How an Anxious mind works – The Short Version
All living creatures have an inbuilt survival system. This system is activated by threats coming from our environment – emotional and physical. This system activates our autonomic nervous system, harnessing all available energy and dispersing it to areas of the body where it can be galvanised into action. At this point we are normally to be found either running away, fighting back or playing dead. This clever system we call the Fight, Flight, Freeze response. It’s awesome, but it can also be a bit tricksterish.
Once it has switched on, the idea is that it helps to get you out of trouble before switching back off again so that you can get on with your life. The problem is that once we’ve had an experience that we’ve had to ‘survive’, our brain knows that such danger exists, and because it is a system that learns and builds upon experience, it tends to remain on the lookout for future danger to avoid.
While looking for danger seems quite sensible, it is also disruptive to the opposing state of equilibrium, balance, and calm. So here we have a conundrum. We don’t feel calm when in this state, but we desire to feel calm because it is the natural state to be in when we are ‘safe’. The fact that we don’t feel calm causes us to look for the danger that is making us feel unsafe. We trust that our bodily state is telling us we are not safe for a reason, so we remain on the lookout for danger. When we don’t find danger in our environments, we look within, to our discomfort and our threat seeking thoughts. We find these intrusive and therefore they are unwelcomed by us. This signals further to our ‘threat detecting’ system that something is wrong. Hence, we find ourselves stuck in a loop.
The fact that this is a loop is no accident. Many human biological systems are circuits of this kind. They are however not closed systems and we have opportunities across their functionality to influence and re-direct them. We do this in many ways. With the anxiety loop, we may disrupt the circuit chemically with a sedative or a glass of wine. We may take part in behaviours that activate the inhibition of the survival response by inducing relaxation, through massage, encountering nature, meditation, humour etc. We also often take part in dissipatory activities such as excessive exercise in order to use up the adrenaline that we feel present in our systems. Distraction is another measure we use to try to displace the feeling that we really wish would clear off. These approaches are entirely instinctive and there’s nothing at all wrong with counteracting an active autonomic survival response this way, but for many of us, the effects are temporary.

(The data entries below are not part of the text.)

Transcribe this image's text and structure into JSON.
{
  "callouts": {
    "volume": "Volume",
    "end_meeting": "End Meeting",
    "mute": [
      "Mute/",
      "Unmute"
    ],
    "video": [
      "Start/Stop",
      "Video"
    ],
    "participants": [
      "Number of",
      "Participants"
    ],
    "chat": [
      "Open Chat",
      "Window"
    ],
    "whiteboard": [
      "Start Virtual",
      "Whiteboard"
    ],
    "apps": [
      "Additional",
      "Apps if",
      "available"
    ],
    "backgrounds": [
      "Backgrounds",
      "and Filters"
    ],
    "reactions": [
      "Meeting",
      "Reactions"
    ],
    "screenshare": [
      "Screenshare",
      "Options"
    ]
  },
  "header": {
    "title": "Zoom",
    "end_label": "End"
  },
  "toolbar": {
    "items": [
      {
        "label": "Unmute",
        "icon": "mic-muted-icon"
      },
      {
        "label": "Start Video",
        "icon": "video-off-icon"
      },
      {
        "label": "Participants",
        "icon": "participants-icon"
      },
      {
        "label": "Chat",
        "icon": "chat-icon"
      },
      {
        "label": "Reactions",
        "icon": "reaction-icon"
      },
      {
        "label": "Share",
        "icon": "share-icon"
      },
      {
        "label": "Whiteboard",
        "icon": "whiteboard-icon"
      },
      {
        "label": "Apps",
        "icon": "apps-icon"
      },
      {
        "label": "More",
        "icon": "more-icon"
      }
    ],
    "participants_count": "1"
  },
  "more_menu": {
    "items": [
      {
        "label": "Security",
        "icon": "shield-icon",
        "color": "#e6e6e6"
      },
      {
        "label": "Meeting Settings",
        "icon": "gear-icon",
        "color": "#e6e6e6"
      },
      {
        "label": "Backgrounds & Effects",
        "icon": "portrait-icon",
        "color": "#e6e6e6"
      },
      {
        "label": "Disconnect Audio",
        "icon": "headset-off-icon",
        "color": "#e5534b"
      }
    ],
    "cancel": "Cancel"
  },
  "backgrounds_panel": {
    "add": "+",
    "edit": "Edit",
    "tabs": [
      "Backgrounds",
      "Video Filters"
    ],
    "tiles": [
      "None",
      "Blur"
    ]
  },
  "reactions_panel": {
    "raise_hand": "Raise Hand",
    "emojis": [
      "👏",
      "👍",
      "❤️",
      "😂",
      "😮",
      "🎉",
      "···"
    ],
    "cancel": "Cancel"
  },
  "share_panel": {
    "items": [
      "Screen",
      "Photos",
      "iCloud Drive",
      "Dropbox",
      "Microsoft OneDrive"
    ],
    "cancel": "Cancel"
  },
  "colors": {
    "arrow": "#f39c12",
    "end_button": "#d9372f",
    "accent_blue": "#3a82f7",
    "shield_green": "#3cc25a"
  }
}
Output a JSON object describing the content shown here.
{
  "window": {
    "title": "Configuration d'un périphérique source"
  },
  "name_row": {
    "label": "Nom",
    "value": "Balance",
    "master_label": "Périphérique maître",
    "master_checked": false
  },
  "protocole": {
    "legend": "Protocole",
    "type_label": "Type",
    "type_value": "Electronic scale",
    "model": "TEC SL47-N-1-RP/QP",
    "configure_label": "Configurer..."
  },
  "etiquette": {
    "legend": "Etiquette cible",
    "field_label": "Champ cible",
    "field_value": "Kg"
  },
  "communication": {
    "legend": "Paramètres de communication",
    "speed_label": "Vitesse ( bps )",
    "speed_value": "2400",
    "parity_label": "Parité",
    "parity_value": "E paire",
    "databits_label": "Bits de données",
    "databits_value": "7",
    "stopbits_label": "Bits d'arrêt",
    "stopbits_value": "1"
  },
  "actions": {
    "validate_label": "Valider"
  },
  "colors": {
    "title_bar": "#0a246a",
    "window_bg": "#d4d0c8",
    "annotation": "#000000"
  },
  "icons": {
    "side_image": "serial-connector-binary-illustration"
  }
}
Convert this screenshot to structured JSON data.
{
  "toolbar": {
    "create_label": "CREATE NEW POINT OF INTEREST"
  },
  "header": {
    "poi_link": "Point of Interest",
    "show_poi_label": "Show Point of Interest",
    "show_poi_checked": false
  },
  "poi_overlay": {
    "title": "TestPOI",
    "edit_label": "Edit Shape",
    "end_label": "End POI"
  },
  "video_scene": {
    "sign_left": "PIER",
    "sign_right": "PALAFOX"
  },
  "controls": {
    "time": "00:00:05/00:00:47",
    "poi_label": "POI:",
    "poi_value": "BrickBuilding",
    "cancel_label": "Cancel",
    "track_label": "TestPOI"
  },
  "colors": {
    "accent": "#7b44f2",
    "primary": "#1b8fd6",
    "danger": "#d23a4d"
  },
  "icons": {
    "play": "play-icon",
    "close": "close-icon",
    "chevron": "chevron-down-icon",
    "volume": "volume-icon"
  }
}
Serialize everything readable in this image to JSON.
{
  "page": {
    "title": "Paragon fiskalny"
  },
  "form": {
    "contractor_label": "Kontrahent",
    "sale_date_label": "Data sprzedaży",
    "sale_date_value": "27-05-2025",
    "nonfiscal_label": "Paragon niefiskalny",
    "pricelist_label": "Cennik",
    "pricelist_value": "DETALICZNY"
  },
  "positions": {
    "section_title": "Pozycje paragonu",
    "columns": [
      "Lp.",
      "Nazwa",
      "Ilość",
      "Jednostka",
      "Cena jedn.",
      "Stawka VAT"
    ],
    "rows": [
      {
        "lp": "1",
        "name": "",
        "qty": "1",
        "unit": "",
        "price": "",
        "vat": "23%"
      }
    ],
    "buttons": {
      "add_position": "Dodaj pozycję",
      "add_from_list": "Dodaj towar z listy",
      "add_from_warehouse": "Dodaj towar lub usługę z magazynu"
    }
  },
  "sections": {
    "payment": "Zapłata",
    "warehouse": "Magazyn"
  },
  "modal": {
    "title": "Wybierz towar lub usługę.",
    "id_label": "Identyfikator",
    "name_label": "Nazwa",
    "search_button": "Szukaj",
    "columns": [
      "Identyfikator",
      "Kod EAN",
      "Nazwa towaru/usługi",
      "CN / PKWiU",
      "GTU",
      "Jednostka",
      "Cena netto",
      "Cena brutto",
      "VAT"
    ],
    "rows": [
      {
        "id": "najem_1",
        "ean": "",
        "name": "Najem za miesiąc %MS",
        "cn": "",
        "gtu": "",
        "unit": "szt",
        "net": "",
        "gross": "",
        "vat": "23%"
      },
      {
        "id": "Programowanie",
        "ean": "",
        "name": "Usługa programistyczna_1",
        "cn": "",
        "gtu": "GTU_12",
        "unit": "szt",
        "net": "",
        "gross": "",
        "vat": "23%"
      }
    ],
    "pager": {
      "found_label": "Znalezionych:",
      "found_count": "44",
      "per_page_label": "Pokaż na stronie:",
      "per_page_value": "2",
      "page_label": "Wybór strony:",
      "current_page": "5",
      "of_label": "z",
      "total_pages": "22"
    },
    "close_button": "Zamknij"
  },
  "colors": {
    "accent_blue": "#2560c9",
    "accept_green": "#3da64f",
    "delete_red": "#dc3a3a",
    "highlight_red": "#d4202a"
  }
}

My research which began 22 years ago set out for find a way to reset my own anxiety response back to default factory settings. I wanted to feel the way I felt before ‘trauma’ left me looking for danger left right and centre. The ‘disorder’ theory didn’t make any sense to me at the time and still doesn’t. My current research is in the field of Global Mental Health, where behind the scenes the Psychiatric and Bio-Medical approaches are beginning to come undone. Even the World Health Organisation is admitting that the Pharmaceutically motivated hoodwinking of human beings into believing that their brains have suddenly malfunctioned in the last century is just not viable or valid.
For me, and the many people I’ve worked with over the years, knowledge is power. Knowing how your system works, knowing how to work with it, and why this makes a difference is essential and empowering. When I work with people I share everything I know about anxiety with them, and we work together to teach the ‘survival’ brain that the emergency is over. This is a systematic approach leading to permanent change. As mentioned earlier, there are many ways to counterbalance the anxious state, but once switched on, in its valiant endeavour to keep you alive, it will try to remain ‘on’.
Nobody I have met who’s anxious has a ‘broken’ brain. Not me, not you, not anyone. If you’d like to know more you can find me here – firstname.lastname@example.org where I’m always happy to answer questions and talk to you about anxiety, panic, brains and life. Gill Batty ©Outoftheloop2021 😊